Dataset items
============================================================

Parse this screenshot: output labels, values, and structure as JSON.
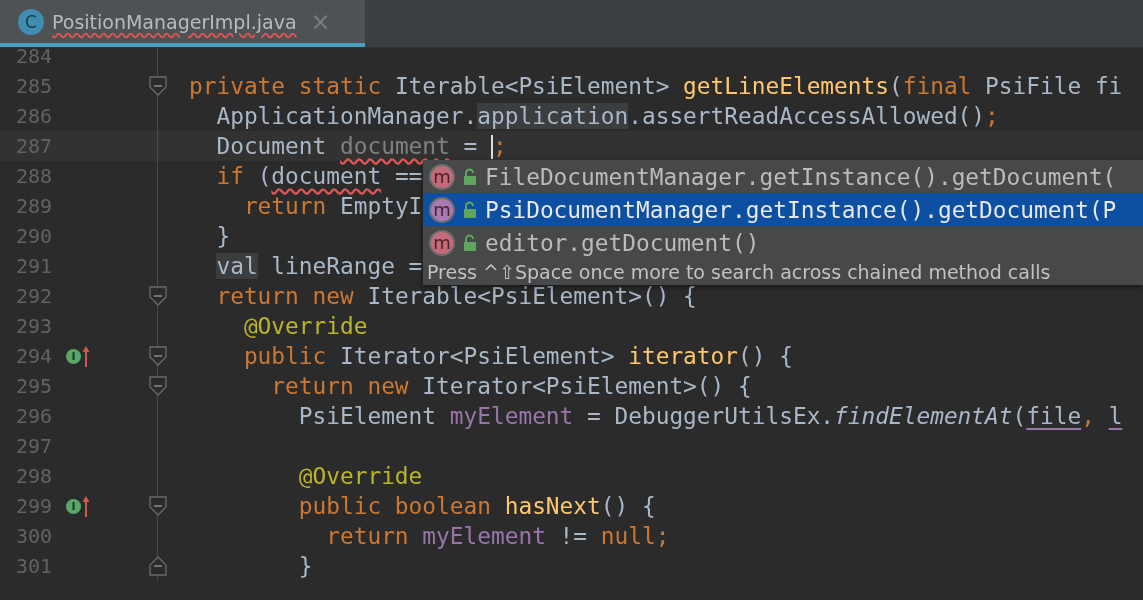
{
  "tab": {
    "icon_letter": "C",
    "title": "PositionManagerImpl.java",
    "close": "×",
    "selected": true
  },
  "lines": [
    {
      "number": "284"
    },
    {
      "number": "285",
      "fold": {
        "kind": "start"
      },
      "tokens": [
        {
          "text": "private static ",
          "kind": "keyword"
        },
        {
          "text": "Iterable<PsiElement> ",
          "kind": "plain"
        },
        {
          "text": "getLineElements",
          "kind": "declaration"
        },
        {
          "text": "(",
          "kind": "plain"
        },
        {
          "text": "final ",
          "kind": "keyword"
        },
        {
          "text": "PsiFile fi",
          "kind": "plain"
        }
      ]
    },
    {
      "number": "286",
      "tokens": [
        {
          "text": "  ApplicationManager.",
          "kind": "plain"
        },
        {
          "text": "application",
          "kind": "highlighted"
        },
        {
          "text": ".assertReadAccessAllowed()",
          "kind": "plain"
        },
        {
          "text": ";",
          "kind": "keyword"
        }
      ]
    },
    {
      "number": "287",
      "current": true,
      "tokens": [
        {
          "text": "  Document ",
          "kind": "plain"
        },
        {
          "text": "document",
          "kind": "unused"
        },
        {
          "text": " = ",
          "kind": "plain"
        },
        {
          "kind": "caret"
        },
        {
          "text": ";",
          "kind": "keyword"
        }
      ]
    },
    {
      "number": "288",
      "tokens": [
        {
          "text": "  if ",
          "kind": "keyword"
        },
        {
          "text": "(",
          "kind": "plain"
        },
        {
          "text": "document",
          "kind": "typo"
        },
        {
          "text": " ==",
          "kind": "plain"
        }
      ]
    },
    {
      "number": "289",
      "tokens": [
        {
          "text": "    return ",
          "kind": "keyword"
        },
        {
          "text": "EmptyI",
          "kind": "plain"
        }
      ]
    },
    {
      "number": "290",
      "tokens": [
        {
          "text": "  }",
          "kind": "plain"
        }
      ]
    },
    {
      "number": "291",
      "tokens": [
        {
          "text": "  val",
          "kind": "highlighted"
        },
        {
          "text": " lineRange =",
          "kind": "plain"
        }
      ]
    },
    {
      "number": "292",
      "fold": {
        "kind": "start"
      },
      "tokens": [
        {
          "text": "  return new ",
          "kind": "keyword"
        },
        {
          "text": "Iterable<PsiElement>() {",
          "kind": "plain"
        }
      ]
    },
    {
      "number": "293",
      "tokens": [
        {
          "text": "    @Override",
          "kind": "annotation"
        }
      ]
    },
    {
      "number": "294",
      "fold": {
        "kind": "start"
      },
      "marker": {
        "kind": "implements",
        "letter": "I"
      },
      "tokens": [
        {
          "text": "    public ",
          "kind": "keyword"
        },
        {
          "text": "Iterator<PsiElement> ",
          "kind": "plain"
        },
        {
          "text": "iterator",
          "kind": "declaration"
        },
        {
          "text": "() {",
          "kind": "plain"
        }
      ]
    },
    {
      "number": "295",
      "fold": {
        "kind": "start"
      },
      "tokens": [
        {
          "text": "      return new ",
          "kind": "keyword"
        },
        {
          "text": "Iterator<PsiElement>() {",
          "kind": "plain"
        }
      ]
    },
    {
      "number": "296",
      "tokens": [
        {
          "text": "        PsiElement ",
          "kind": "plain"
        },
        {
          "text": "myElement",
          "kind": "field"
        },
        {
          "text": " = DebuggerUtilsEx.",
          "kind": "plain"
        },
        {
          "text": "findElementAt",
          "kind": "static"
        },
        {
          "text": "(",
          "kind": "plain"
        },
        {
          "text": "file",
          "kind": "underlined"
        },
        {
          "text": ", ",
          "kind": "keyword"
        },
        {
          "text": "l",
          "kind": "underlined"
        }
      ]
    },
    {
      "number": "297"
    },
    {
      "number": "298",
      "tokens": [
        {
          "text": "        @Override",
          "kind": "annotation"
        }
      ]
    },
    {
      "number": "299",
      "fold": {
        "kind": "start"
      },
      "marker": {
        "kind": "implements",
        "letter": "I"
      },
      "tokens": [
        {
          "text": "        public boolean ",
          "kind": "keyword"
        },
        {
          "text": "hasNext",
          "kind": "declaration"
        },
        {
          "text": "() {",
          "kind": "plain"
        }
      ]
    },
    {
      "number": "300",
      "tokens": [
        {
          "text": "          return ",
          "kind": "keyword"
        },
        {
          "text": "myElement",
          "kind": "field"
        },
        {
          "text": " != ",
          "kind": "plain"
        },
        {
          "text": "null;",
          "kind": "keyword"
        }
      ]
    },
    {
      "number": "301",
      "fold": {
        "kind": "end"
      },
      "tokens": [
        {
          "text": "        }",
          "kind": "plain"
        }
      ]
    }
  ],
  "completion": {
    "items": [
      {
        "icon_letter": "m",
        "text": "FileDocumentManager.getInstance().getDocument(",
        "selected": false
      },
      {
        "icon_letter": "m",
        "text": "PsiDocumentManager.getInstance().getDocument(P",
        "selected": true
      },
      {
        "icon_letter": "m",
        "text": "editor.getDocument()",
        "selected": false
      }
    ],
    "hint": "Press ^⇧Space once more to search across chained method calls"
  }
}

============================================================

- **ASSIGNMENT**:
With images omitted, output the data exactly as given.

- **WRITTEN RESPONSE**:
Parse this screenshot: output labels, values, and structure as JSON.
{
  "tab": {
    "icon_letter": "C",
    "title": "PositionManagerImpl.java",
    "close": "×",
    "selected": true
  },
  "lines": [
    {
      "number": "284"
    },
    {
      "number": "285",
      "fold": {
        "kind": "start"
      },
      "tokens": [
        {
          "text": "private static ",
          "kind": "keyword"
        },
        {
          "text": "Iterable<PsiElement> ",
          "kind": "plain"
        },
        {
          "text": "getLineElements",
          "kind": "declaration"
        },
        {
          "text": "(",
          "kind": "plain"
        },
        {
          "text": "final ",
          "kind": "keyword"
        },
        {
          "text": "PsiFile fi",
          "kind": "plain"
        }
      ]
    },
    {
      "number": "286",
      "tokens": [
        {
          "text": "  ApplicationManager.",
          "kind": "plain"
        },
        {
          "text": "application",
          "kind": "highlighted"
        },
        {
          "text": ".assertReadAccessAllowed()",
          "kind": "plain"
        },
        {
          "text": ";",
          "kind": "keyword"
        }
      ]
    },
    {
      "number": "287",
      "current": true,
      "tokens": [
        {
          "text": "  Document ",
          "kind": "plain"
        },
        {
          "text": "document",
          "kind": "unused"
        },
        {
          "text": " = ",
          "kind": "plain"
        },
        {
          "kind": "caret"
        },
        {
          "text": ";",
          "kind": "keyword"
        }
      ]
    },
    {
      "number": "288",
      "tokens": [
        {
          "text": "  if ",
          "kind": "keyword"
        },
        {
          "text": "(",
          "kind": "plain"
        },
        {
          "text": "document",
          "kind": "typo"
        },
        {
          "text": " ==",
          "kind": "plain"
        }
      ]
    },
    {
      "number": "289",
      "tokens": [
        {
          "text": "    return ",
          "kind": "keyword"
        },
        {
          "text": "EmptyI",
          "kind": "plain"
        }
      ]
    },
    {
      "number": "290",
      "tokens": [
        {
          "text": "  }",
          "kind": "plain"
        }
      ]
    },
    {
      "number": "291",
      "tokens": [
        {
          "text": "  val",
          "kind": "highlighted"
        },
        {
          "text": " lineRange =",
          "kind": "plain"
        }
      ]
    },
    {
      "number": "292",
      "fold": {
        "kind": "start"
      },
      "tokens": [
        {
          "text": "  return new ",
          "kind": "keyword"
        },
        {
          "text": "Iterable<PsiElement>() {",
          "kind": "plain"
        }
      ]
    },
    {
      "number": "293",
      "tokens": [
        {
          "text": "    @Override",
          "kind": "annotation"
        }
      ]
    },
    {
      "number": "294",
      "fold": {
        "kind": "start"
      },
      "marker": {
        "kind": "implements",
        "letter": "I"
      },
      "tokens": [
        {
          "text": "    public ",
          "kind": "keyword"
        },
        {
          "text": "Iterator<PsiElement> ",
          "kind": "plain"
        },
        {
          "text": "iterator",
          "kind": "declaration"
        },
        {
          "text": "() {",
          "kind": "plain"
        }
      ]
    },
    {
      "number": "295",
      "fold": {
        "kind": "start"
      },
      "tokens": [
        {
          "text": "      return new ",
          "kind": "keyword"
        },
        {
          "text": "Iterator<PsiElement>() {",
          "kind": "plain"
        }
      ]
    },
    {
      "number": "296",
      "tokens": [
        {
          "text": "        PsiElement ",
          "kind": "plain"
        },
        {
          "text": "myElement",
          "kind": "field"
        },
        {
          "text": " = DebuggerUtilsEx.",
          "kind": "plain"
        },
        {
          "text": "findElementAt",
          "kind": "static"
        },
        {
          "text": "(",
          "kind": "plain"
        },
        {
          "text": "file",
          "kind": "underlined"
        },
        {
          "text": ", ",
          "kind": "keyword"
        },
        {
          "text": "l",
          "kind": "underlined"
        }
      ]
    },
    {
      "number": "297"
    },
    {
      "number": "298",
      "tokens": [
        {
          "text": "        @Override",
          "kind": "annotation"
        }
      ]
    },
    {
      "number": "299",
      "fold": {
        "kind": "start"
      },
      "marker": {
        "kind": "implements",
        "letter": "I"
      },
      "tokens": [
        {
          "text": "        public boolean ",
          "kind": "keyword"
        },
        {
          "text": "hasNext",
          "kind": "declaration"
        },
        {
          "text": "() {",
          "kind": "plain"
        }
      ]
    },
    {
      "number": "300",
      "tokens": [
        {
          "text": "          return ",
          "kind": "keyword"
        },
        {
          "text": "myElement",
          "kind": "field"
        },
        {
          "text": " != ",
          "kind": "plain"
        },
        {
          "text": "null;",
          "kind": "keyword"
        }
      ]
    },
    {
      "number": "301",
      "fold": {
        "kind": "end"
      },
      "tokens": [
        {
          "text": "        }",
          "kind": "plain"
        }
      ]
    }
  ],
  "completion": {
    "items": [
      {
        "icon_letter": "m",
        "text": "FileDocumentManager.getInstance().getDocument(",
        "selected": false
      },
      {
        "icon_letter": "m",
        "text": "PsiDocumentManager.getInstance().getDocument(P",
        "selected": true
      },
      {
        "icon_letter": "m",
        "text": "editor.getDocument()",
        "selected": false
      }
    ],
    "hint": "Press ^⇧Space once more to search across chained method calls"
  }
}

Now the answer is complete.